Following a bogey at No. 13, Michael Greller referenced a recent vacation he’d taken to Mexico where he’d spent time with Michael Phelps and Michael Jordan and why he deserved to be among that group of singular athletes.
Spieth, who won last year’s Open, decided to continue the tradition, spending time in Cabo again before this week’s championship.
“I kind of went through the same schedule,” Spieth said on Monday at Carnoustie. “It was nice to have a little vacation.”
Spieth hasn’t played since the Travelers Championship; instead he attended the Special Olympics USA Games earlier this month in Seattle with his sister. It was Spieth’s first time back to the Pacific Northwest since he won the 2015 U.S. Open.
“I went out to Chambers Bay with [Greller],” Spieth said. “We kind of walked down the 18th hole. It was cool reliving those memories.”
But most of all Spieth said he needed a break after a particularly tough season.
“I had the itch to get back to it after a couple weeks of not really working,” he said. “It was nice to kind of have that itch to get back.”
Harrington: Fiery Carnoustie evokes Hoylake in '06

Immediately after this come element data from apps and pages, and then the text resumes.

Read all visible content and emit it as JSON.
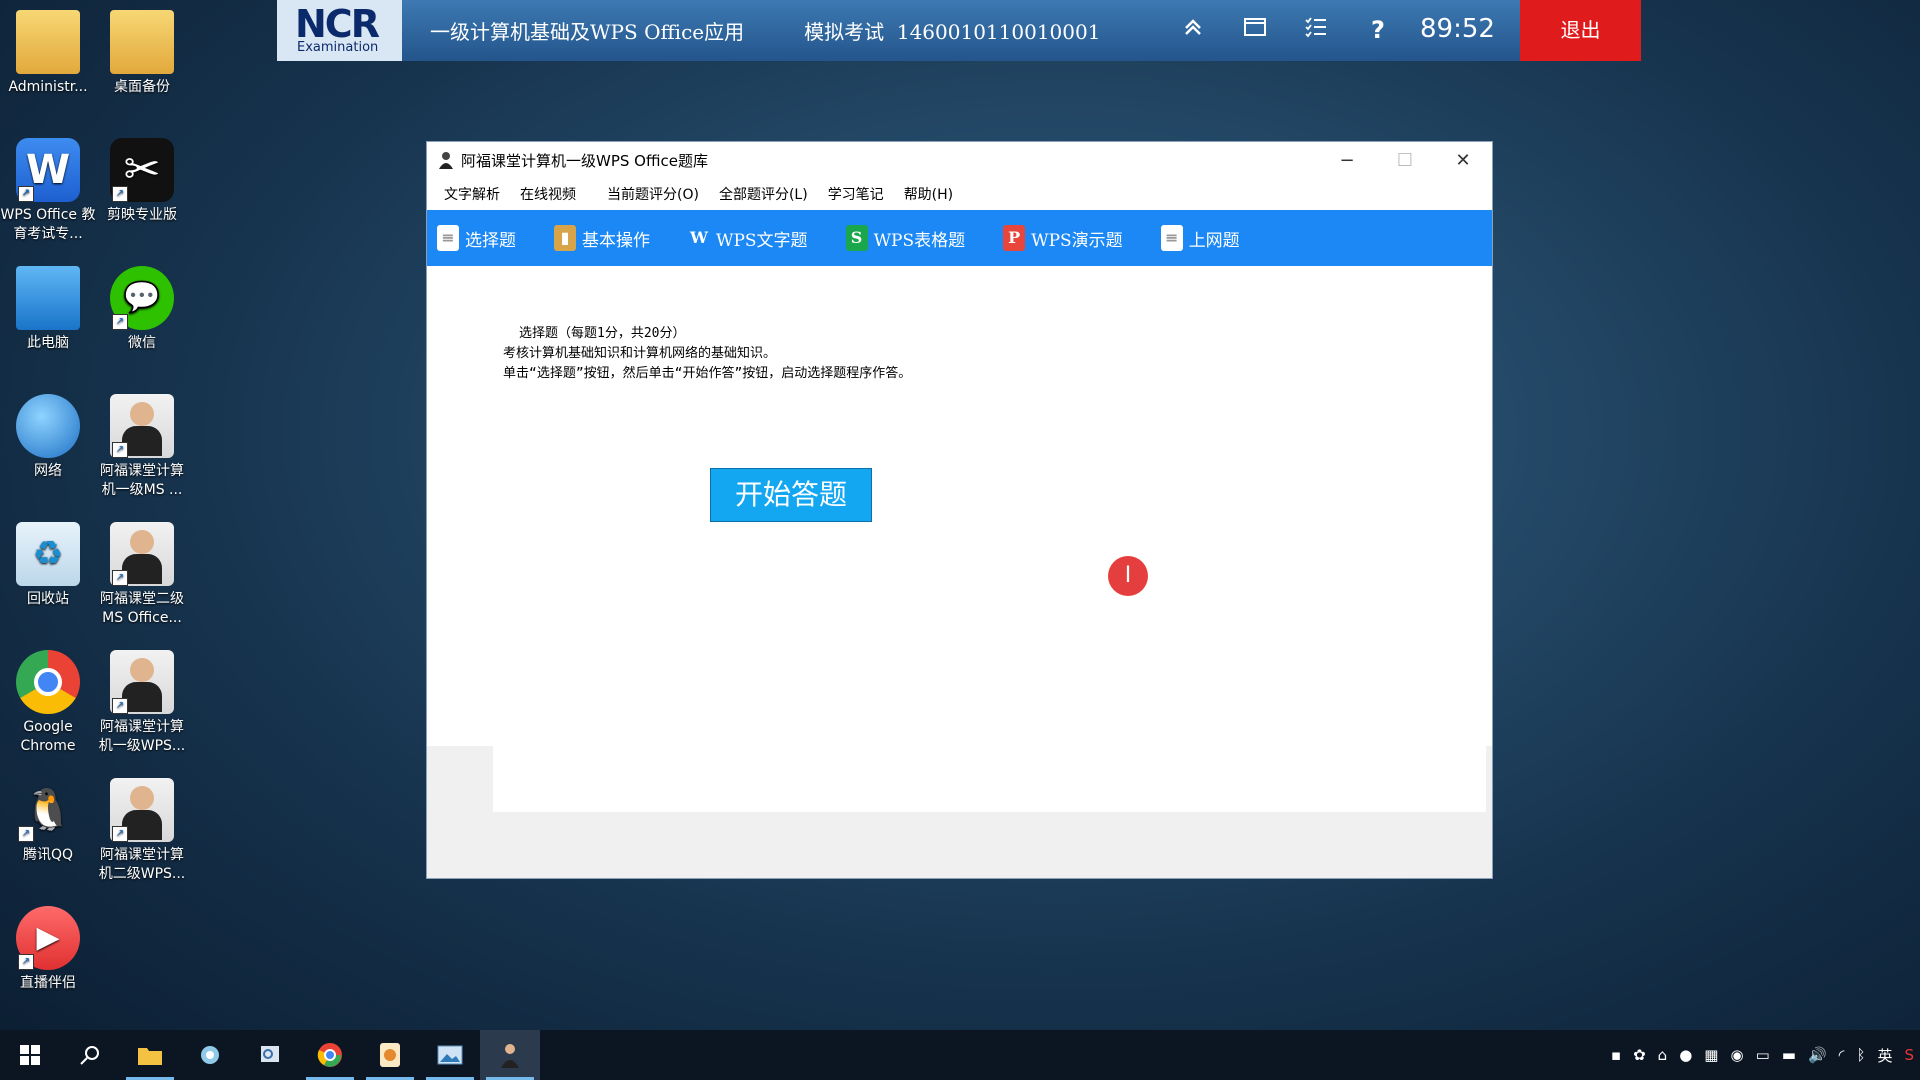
{
  "desktop": {
    "icons": [
      {
        "label": "Administr...",
        "glyph": ""
      },
      {
        "label": "桌面备份",
        "glyph": ""
      },
      {
        "label": "WPS Office 教育考试专...",
        "glyph": "W"
      },
      {
        "label": "剪映专业版",
        "glyph": "✂"
      },
      {
        "label": "此电脑",
        "glyph": ""
      },
      {
        "label": "微信",
        "glyph": "💬"
      },
      {
        "label": "网络",
        "glyph": ""
      },
      {
        "label": "阿福课堂计算机一级MS ...",
        "glyph": ""
      },
      {
        "label": "回收站",
        "glyph": "♻"
      },
      {
        "label": "阿福课堂二级MS Office...",
        "glyph": ""
      },
      {
        "label": "Google Chrome",
        "glyph": ""
      },
      {
        "label": "阿福课堂计算机一级WPS...",
        "glyph": ""
      },
      {
        "label": "腾讯QQ",
        "glyph": "🐧"
      },
      {
        "label": "阿福课堂计算机二级WPS...",
        "glyph": ""
      },
      {
        "label": "直播伴侣",
        "glyph": "▶"
      }
    ]
  },
  "exam_bar": {
    "logo_text": "NCR",
    "logo_sub": "Examination",
    "title": "一级计算机基础及WPS Office应用",
    "mode": "模拟考试",
    "candidate_id": "1460010110010001",
    "timer": "89:52",
    "exit_label": "退出",
    "icons": [
      "collapse-icon",
      "window-icon",
      "list-icon",
      "help-icon"
    ],
    "help_glyph": "?"
  },
  "window": {
    "title": "阿福课堂计算机一级WPS Office题库",
    "controls": {
      "minimize": "−",
      "maximize": "☐",
      "close": "✕"
    },
    "menu": [
      "文字解析",
      "在线视频",
      "当前题评分(O)",
      "全部题评分(L)",
      "学习笔记",
      "帮助(H)"
    ],
    "toolbar": [
      {
        "label": "选择题",
        "glyph": "≡"
      },
      {
        "label": "基本操作",
        "glyph": "▮"
      },
      {
        "label": "WPS文字题",
        "glyph": "W"
      },
      {
        "label": "WPS表格题",
        "glyph": "S"
      },
      {
        "label": "WPS演示题",
        "glyph": "P"
      },
      {
        "label": "上网题",
        "glyph": "≡"
      }
    ],
    "intro": {
      "line1": "选择题（每题1分，共20分）",
      "line2": "考核计算机基础知识和计算机网络的基础知识。",
      "line3": "单击“选择题”按钮，然后单击“开始作答”按钮，启动选择题程序作答。"
    },
    "start_button": "开始答题",
    "cursor_glyph": "I"
  },
  "taskbar": {
    "items": [
      "start-icon",
      "search-icon",
      "file-explorer-icon",
      "settings-icon",
      "notepad-icon",
      "chrome-icon",
      "wps-icon",
      "image-viewer-icon",
      "afu-app-icon"
    ],
    "ime": "英"
  }
}
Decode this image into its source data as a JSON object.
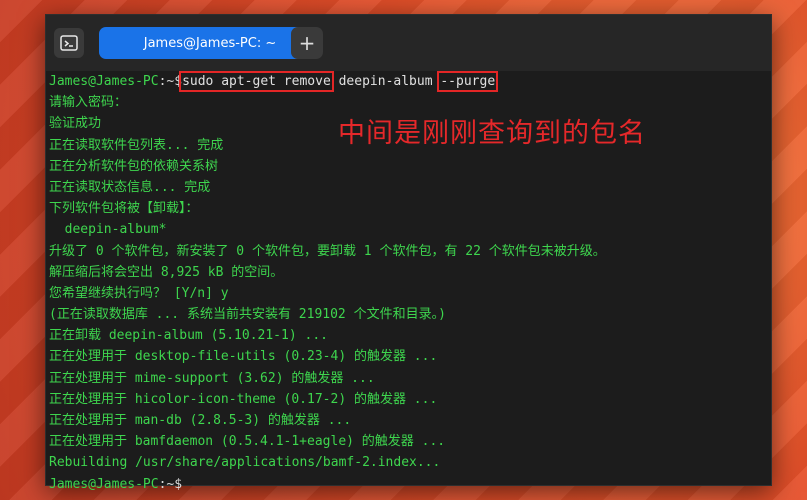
{
  "tab": {
    "title": "James@James-PC: ~",
    "close_icon": "×",
    "new_tab_icon": "+"
  },
  "prompt": {
    "user_host": "James@James-PC",
    "sep": ":",
    "path": "~",
    "dollar": "$"
  },
  "command": {
    "part1": "sudo apt-get remove",
    "part2": " deepin-album ",
    "part3": "--purge"
  },
  "annotation": "中间是刚刚查询到的包名",
  "output_lines": [
    "请输入密码：",
    "验证成功",
    "正在读取软件包列表... 完成",
    "正在分析软件包的依赖关系树",
    "正在读取状态信息... 完成",
    "下列软件包将被【卸载】：",
    "  deepin-album*",
    "升级了 0 个软件包，新安装了 0 个软件包，要卸载 1 个软件包，有 22 个软件包未被升级。",
    "解压缩后将会空出 8,925 kB 的空间。",
    "您希望继续执行吗？ [Y/n] y",
    "(正在读取数据库 ... 系统当前共安装有 219102 个文件和目录。)",
    "正在卸载 deepin-album (5.10.21-1) ...",
    "正在处理用于 desktop-file-utils (0.23-4) 的触发器 ...",
    "正在处理用于 mime-support (3.62) 的触发器 ...",
    "正在处理用于 hicolor-icon-theme (0.17-2) 的触发器 ...",
    "正在处理用于 man-db (2.8.5-3) 的触发器 ...",
    "正在处理用于 bamfdaemon (0.5.4.1-1+eagle) 的触发器 ...",
    "Rebuilding /usr/share/applications/bamf-2.index..."
  ],
  "colors": {
    "terminal_text": "#3ed64e",
    "highlight_box": "#e32626",
    "tab_active": "#1a73e8"
  }
}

CARNOUSTIE, Scotland – One course came to mind when Padraig Harrington arrived on property and saw a firm, fast and yellow Carnoustie.
Hoylake in 2006.
That's when Tiger Woods avoided every bunker, bludgeoned the links with mid-irons and captured the last of his three Open titles.
So Harrington was asked: Given the similarity in firmness between Carnoustie and Hoylake, can Tiger stir the ghosts this week?
“I really don’t know,” Harrington said Monday. “He’s good enough to win this championship, no doubt about it. I don’t think he could play golf like the way he did in 2006. Nobody else could have tried to play the golf course the way he did, and nobody else could have played the way he did. I suspect he couldn’t play that way now, either. But I don’t know if that’s the strategy this week, to lay up that far back.”
With three days until the start of this championship, that’s the biggest question mark for Harrington, the 2007 winner here. He doesn’t know what his strategy will be – but his game plan will need to be “fluid.” Do you attack the course with driver and try to fly the fairway bunkers? Or do you attempt to lay back with an iron, even though it’s difficult to control the amount of run-out on the baked-out fairways and bring the bunkers into play?
“The fairways at Hoylake are quite flat, even though they were very fast,” Harrington said. “There’s a lot of undulations in the fairways here, so if you are trying to lay up, you can get hit the back of a slope and kick forward an extra 20 or 30 yards more than you think. So it’s not as easy to eliminate all the risk by laying up.”